Capturing moments in time through the use of a pencil and paper is art in its simplest form.
Almost everyone in the world can relate to using a pencil and paper at some point in their lives. It's an easier gap to bridge between artist and non-artist compared to say oil painting or watercolor. Add on top of that I'm red/green colorblind, it's understandable why drawing is my preferred medium of choice. I enjoy the process of making art...down to the nitty gritty details that make it come alive. Depicting a likeness is the goal many artists aim for, but I try to get deeper than that. Textures like fabrics, skin and hair are challenging, but they also bring out that certain familiarity of life. Perhaps even more than the process itself, I enjoy the reactions of my viewers as they slowly begin to realize these aren't photographs.
Art has been with me in one form or another since I was old enough to write. My father dabbled in oil painting at different points in his life, but I think the majority of my art influence comes from my grandmother. She's never stopped making art after all of these years, which is perhaps what I admire most about her. All that has changed is what mediums she uses. In a way, I feel as if I'm carrying on some sort of family tradition.
I was fortunate enough to be brought up in a school district that still valued the importance of art in this world. My high school art teacher, Leesa Bucci, introduced us to many different methods of creating two dimensional art. The curriculum of my high school's art program was a strict and rewarding one; both stringent and competitive. The district would host an art show at least once a year as well as encourage students to participate in a number of art shows/competitions outside the district. My junior year, I took home second place in the 7th congressional district art competition. It was through those positive experiences I chose to pursue art beyond grade school.
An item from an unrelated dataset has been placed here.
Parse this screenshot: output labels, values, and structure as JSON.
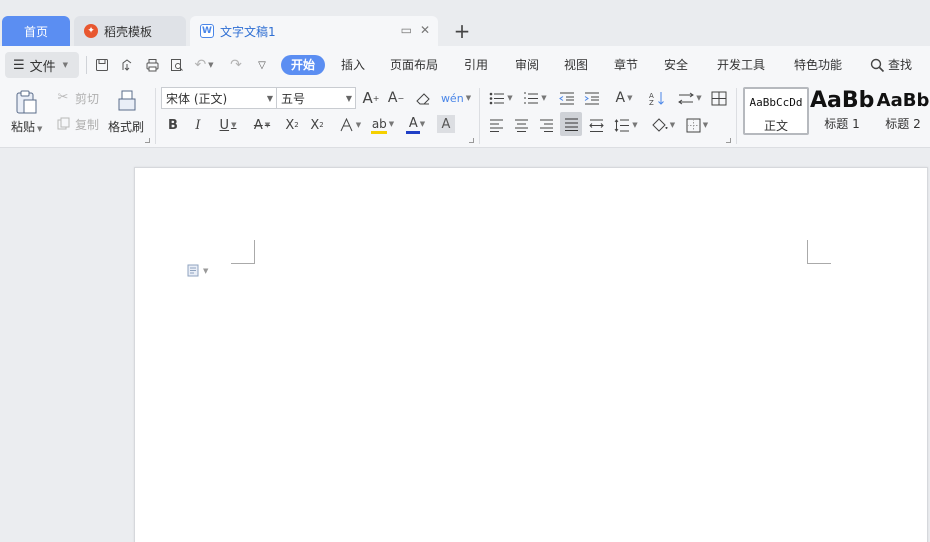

I began my collegiate studies of art with a brief stent at Kutztown University and continued at Arcadia University. I studied Scientific Illustration under the instruction of Professor Scott Rawlins, Drawing under the instruction of Professor Mike DeLuca, and Figure Drawing under the instruction of Professor Jeff Dion. I gained something different from each one of my professors. I still carry with me the principles of their teachings. It was during my undergrad that I started my career as a personal trainer, a somewhat natural path for a student athlete with an eye for precision. In 2008, I graduated from Arcadia University with a Bachelor of the Arts degree with a concentration in Figure Drawing. Immediately upon graduation, I dove head first into personal training full-time, leaving little room for anything else. Art fell by the wayside and it stayed that way for a number of years, unintentionally.
In 2013, I got the itch to make art again. I was following a number of artists on social media sites. Among those, Paul Marino, a tattoo artist inspired me with some of his graphite drawings. It was through that inspiration and the support from him along with a number of my other friends and family that the spark was reignited. I began making art once again with no plans of stopping.